B.C. Supreme Court Justice William Ehrcke ruled Meng must live under house arrest between 11 p.m. and 6 a.m. in her family’s multimillion-dollar Vancouver home and surrender her passports to RCMP, among other conditions.
Federal government officials said Canada must respect obligations to extradition treaty partners and that Meng’s rights to due process in Canada’s courts will be respected.
Freeland said China was informed of Meng’s arrest the day it happened. Meng was given consular access that day, Freeland added.
The U.S. has 60 days to make a full extradition request to Ottawa after which Canada has 30 days to issue an authority to proceed to BC Supreme Court.
The court can reject extradition if it violates Canada’s Charter of Rights and Freedoms. Meng can also challenge charges made against her by the U.S. She can appeal a BC Supreme Court decision to both the BC Court of Appeal and then the Supreme Court of Canada.
However, officials agree this case could drag on like other such cases that have taken many years.
Should extradition be granted, the final decision to send Meng to the U.S. sits with federal minister of justice, currently Jody Wilson-Raybould.
The minister can refuse if surrender would result in oppressive or unjust treatment; if it would be inappropriate due to concerns around race, religion, nationality, ethnic origin or colour; or if the requesting country has the death penalty. In the last case, surrender can happen if the requesting country assures the death penalty would not be used.
Wilson-Raybould said in a statement that extradition involves a “careful balancing of the interests of the person sought for extradition against Canada’s international obligations.
“The person sought is able to challenge their extradition at multiple levels, both before the superior and appellate courts in Canada, and by making submissions to me on the issue of surrender,” Wilson-Raybould said.
Meng’s counsel has a right to know what information the minister had to make the decision should a judicial appeal be needed, officials said.
Officials said more than 90% of U.S. extradition requests to Canada are successful.
While it is rare, the U.S. could withdraw the extradition request.
A fly in the ointment has been President Donald Trump’s assertion he would use Meng as a bargaining chip in trade negotiations with China. Officials said comments on how Meng’s lawyers might use that assertion would be speculative.
Freeland said she has spoken with U.S. Secretary of State Mike Pompeo about the Meng case and told him how Canada’s system works.

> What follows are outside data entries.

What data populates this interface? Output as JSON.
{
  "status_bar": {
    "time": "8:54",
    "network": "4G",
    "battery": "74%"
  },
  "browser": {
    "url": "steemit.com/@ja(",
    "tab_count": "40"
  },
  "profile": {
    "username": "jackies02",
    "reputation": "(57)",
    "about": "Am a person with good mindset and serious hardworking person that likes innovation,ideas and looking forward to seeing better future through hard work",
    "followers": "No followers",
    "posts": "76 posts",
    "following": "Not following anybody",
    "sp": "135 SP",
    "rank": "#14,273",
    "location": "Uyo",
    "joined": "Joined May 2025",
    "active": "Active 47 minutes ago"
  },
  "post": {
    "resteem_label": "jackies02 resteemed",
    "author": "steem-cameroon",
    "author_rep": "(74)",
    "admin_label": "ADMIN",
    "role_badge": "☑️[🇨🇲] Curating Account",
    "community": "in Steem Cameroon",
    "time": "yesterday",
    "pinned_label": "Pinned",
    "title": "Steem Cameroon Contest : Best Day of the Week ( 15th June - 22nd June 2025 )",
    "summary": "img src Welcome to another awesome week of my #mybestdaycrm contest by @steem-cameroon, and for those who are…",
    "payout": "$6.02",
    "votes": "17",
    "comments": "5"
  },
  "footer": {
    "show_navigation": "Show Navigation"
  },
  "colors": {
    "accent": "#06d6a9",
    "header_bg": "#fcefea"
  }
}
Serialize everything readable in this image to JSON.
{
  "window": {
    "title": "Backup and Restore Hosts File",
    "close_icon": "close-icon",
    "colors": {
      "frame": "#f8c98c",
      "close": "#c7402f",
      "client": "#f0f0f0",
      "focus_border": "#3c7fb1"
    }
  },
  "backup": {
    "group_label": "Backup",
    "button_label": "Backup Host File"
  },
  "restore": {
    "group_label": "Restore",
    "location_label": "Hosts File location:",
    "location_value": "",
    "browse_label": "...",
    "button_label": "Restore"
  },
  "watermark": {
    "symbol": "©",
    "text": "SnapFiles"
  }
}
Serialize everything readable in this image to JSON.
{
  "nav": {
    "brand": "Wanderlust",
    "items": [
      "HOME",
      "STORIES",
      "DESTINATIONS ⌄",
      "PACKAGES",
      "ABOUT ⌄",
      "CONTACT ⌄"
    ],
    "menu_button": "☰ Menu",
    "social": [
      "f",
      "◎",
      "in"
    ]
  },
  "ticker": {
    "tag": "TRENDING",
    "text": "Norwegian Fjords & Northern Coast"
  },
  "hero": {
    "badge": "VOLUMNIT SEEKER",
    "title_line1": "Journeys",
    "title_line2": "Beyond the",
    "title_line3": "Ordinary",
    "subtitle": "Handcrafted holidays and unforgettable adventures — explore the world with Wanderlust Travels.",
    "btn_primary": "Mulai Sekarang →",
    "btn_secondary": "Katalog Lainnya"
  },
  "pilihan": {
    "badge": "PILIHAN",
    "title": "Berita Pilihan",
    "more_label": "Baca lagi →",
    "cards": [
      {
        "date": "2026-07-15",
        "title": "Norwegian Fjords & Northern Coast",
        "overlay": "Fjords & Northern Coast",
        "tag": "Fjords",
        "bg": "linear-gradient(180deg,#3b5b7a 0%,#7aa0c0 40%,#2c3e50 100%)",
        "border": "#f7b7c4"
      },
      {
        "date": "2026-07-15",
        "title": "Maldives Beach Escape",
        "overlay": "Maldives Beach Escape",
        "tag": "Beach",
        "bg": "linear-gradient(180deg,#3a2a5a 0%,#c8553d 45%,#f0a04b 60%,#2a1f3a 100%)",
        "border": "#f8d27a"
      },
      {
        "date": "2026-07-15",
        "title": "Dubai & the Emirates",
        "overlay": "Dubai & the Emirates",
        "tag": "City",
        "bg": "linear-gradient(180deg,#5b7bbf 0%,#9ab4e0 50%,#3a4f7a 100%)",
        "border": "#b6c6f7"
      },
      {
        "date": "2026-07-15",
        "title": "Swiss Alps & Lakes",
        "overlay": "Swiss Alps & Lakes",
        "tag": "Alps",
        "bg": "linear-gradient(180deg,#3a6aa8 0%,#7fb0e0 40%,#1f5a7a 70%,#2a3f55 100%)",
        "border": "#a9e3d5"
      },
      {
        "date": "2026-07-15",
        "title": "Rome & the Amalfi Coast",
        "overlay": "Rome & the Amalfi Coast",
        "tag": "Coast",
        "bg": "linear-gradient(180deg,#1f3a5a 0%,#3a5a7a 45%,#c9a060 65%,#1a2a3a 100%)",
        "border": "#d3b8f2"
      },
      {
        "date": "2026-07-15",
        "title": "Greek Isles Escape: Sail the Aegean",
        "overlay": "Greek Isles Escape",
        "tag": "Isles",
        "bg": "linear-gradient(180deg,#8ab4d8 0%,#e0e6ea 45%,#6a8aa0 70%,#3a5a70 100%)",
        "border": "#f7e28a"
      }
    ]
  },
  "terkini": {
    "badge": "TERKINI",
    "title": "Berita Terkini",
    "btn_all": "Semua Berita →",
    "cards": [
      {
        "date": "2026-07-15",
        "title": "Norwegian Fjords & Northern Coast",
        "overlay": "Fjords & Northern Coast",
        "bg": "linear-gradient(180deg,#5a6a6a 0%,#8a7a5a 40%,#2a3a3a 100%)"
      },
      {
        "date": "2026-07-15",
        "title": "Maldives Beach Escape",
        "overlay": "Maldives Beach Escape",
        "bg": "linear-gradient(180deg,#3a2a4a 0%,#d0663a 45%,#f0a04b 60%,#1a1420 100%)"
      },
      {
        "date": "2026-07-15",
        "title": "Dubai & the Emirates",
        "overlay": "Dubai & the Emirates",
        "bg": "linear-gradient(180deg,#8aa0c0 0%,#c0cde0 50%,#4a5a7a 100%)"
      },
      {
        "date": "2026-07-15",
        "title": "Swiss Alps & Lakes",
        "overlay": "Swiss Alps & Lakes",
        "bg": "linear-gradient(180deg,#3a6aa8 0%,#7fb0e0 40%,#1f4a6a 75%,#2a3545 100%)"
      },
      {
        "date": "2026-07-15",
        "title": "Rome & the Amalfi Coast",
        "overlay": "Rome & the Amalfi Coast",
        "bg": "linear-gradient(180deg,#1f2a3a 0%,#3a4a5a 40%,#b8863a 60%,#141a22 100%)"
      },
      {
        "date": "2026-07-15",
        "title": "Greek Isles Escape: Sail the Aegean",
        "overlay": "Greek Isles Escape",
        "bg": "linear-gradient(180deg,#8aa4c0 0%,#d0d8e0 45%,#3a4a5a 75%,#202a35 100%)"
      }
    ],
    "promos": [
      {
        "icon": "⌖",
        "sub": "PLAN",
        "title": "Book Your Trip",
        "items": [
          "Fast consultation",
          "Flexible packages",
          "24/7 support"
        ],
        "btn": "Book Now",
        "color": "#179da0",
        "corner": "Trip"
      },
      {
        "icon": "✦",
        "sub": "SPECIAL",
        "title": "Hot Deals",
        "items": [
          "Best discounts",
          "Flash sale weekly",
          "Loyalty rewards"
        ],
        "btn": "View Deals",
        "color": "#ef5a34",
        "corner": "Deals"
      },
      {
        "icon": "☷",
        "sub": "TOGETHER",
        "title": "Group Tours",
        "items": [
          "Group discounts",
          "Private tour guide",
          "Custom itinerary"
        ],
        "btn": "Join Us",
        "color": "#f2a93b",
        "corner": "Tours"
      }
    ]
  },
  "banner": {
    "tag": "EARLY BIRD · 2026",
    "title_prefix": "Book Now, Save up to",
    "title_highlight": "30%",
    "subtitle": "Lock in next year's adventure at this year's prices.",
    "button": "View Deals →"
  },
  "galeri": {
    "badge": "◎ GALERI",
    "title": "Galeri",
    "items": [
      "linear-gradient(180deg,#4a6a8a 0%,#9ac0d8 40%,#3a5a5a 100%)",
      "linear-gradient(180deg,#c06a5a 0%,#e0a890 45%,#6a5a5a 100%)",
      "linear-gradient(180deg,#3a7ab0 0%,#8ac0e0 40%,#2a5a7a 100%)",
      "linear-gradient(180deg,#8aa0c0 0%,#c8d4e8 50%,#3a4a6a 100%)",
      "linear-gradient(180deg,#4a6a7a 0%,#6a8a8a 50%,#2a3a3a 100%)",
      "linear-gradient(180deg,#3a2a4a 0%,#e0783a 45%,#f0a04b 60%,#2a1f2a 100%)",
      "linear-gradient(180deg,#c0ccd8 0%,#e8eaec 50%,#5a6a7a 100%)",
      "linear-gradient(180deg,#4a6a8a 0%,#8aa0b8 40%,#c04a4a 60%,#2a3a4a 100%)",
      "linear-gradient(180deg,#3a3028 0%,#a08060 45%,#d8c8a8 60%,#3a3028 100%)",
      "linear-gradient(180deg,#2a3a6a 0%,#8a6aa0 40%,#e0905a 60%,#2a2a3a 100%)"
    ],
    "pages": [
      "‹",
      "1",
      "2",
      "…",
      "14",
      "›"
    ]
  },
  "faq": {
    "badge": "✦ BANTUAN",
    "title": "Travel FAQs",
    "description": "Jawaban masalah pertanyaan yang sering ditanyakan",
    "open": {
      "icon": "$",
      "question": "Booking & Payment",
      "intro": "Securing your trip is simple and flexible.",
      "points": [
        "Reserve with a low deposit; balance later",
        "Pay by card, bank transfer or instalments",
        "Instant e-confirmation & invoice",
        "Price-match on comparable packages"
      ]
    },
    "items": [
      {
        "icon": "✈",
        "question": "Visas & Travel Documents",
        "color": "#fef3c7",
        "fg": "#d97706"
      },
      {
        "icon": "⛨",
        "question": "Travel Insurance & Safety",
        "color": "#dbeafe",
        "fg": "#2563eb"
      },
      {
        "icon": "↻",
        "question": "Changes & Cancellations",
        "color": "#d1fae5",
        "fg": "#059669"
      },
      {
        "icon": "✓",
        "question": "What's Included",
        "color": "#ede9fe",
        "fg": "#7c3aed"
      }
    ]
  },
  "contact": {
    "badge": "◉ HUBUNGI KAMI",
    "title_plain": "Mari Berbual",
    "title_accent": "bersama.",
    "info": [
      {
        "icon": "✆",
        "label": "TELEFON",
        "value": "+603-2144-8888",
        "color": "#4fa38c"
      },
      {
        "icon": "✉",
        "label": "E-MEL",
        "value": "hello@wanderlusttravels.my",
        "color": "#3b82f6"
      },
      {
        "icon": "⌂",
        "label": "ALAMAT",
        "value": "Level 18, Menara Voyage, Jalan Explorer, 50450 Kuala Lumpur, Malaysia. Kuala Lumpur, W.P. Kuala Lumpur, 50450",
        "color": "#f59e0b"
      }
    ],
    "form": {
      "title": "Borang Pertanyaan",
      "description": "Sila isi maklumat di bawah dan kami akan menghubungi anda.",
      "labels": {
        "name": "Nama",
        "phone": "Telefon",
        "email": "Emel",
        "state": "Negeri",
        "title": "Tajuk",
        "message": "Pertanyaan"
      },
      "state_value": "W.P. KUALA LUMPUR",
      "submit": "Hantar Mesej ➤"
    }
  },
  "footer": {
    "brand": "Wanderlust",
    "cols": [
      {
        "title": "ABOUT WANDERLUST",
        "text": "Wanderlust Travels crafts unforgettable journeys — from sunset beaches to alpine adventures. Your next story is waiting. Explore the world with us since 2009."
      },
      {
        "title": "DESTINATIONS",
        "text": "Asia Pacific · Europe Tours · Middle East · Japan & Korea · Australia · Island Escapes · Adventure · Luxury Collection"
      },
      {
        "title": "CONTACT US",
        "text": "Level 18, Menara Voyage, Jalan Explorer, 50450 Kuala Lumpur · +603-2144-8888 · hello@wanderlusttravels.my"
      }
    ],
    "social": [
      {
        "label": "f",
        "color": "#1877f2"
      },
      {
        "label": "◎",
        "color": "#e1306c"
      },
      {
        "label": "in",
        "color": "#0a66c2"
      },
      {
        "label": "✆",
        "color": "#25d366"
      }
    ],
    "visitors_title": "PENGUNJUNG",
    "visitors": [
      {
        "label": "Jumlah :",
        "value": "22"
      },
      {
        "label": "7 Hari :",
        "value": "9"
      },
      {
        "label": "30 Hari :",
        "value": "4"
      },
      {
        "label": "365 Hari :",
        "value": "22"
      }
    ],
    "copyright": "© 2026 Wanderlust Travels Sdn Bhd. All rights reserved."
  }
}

Meanwhile, Ottawa is seeking access to former Canadian diplomat Michael Kovrig, who was detained Monday by the Beijing Bureau of State Security.
Canadian officials are speaking with both the Chinese ambassador to Canada and embassy officials to determine why Kovrig was detained and where he is.
Officials said they have no indication if Kovrig was detained in retaliation for Meng’s arrest. They said he is a diplomat on leave to work with a nongovernmental organization and, as such, does not currently have protective diplomatic status in China.
“We agonize over these cases,” Freeland said. “The fact Mr. Kovrig is an employee of the department is relevant. We’re very concerned about him.”
Freeland said the government’s concerns have been communicated to China’s ambassador to Canada and Kovrig’s family.
A second Canadian had contacted Canadian officials saying Chinese authorities were questioning him. He has since been unreachable; Freeland said Canadian officials are looking for him.
Canadian diplomats in China and travellers to that country have been warned to exercise “a high degree of caution” due to anti-Canadian sentiment following Meng’s arrest, officials said.
“The Chinese have stepped up security around our embassy,” the official said.
The case has focused international scrutiny on Huawei, in part because three members of the so-called Five Eyes intelligence alliance of the United States, New Zealand and Australia have banned the company from involvement in build-out of next-generation communications technology. Only Canada and the United Kingdom have yet to act.
The bans are due in part to fears China-based telecommunications companies would pass data to Chinese intelligence services.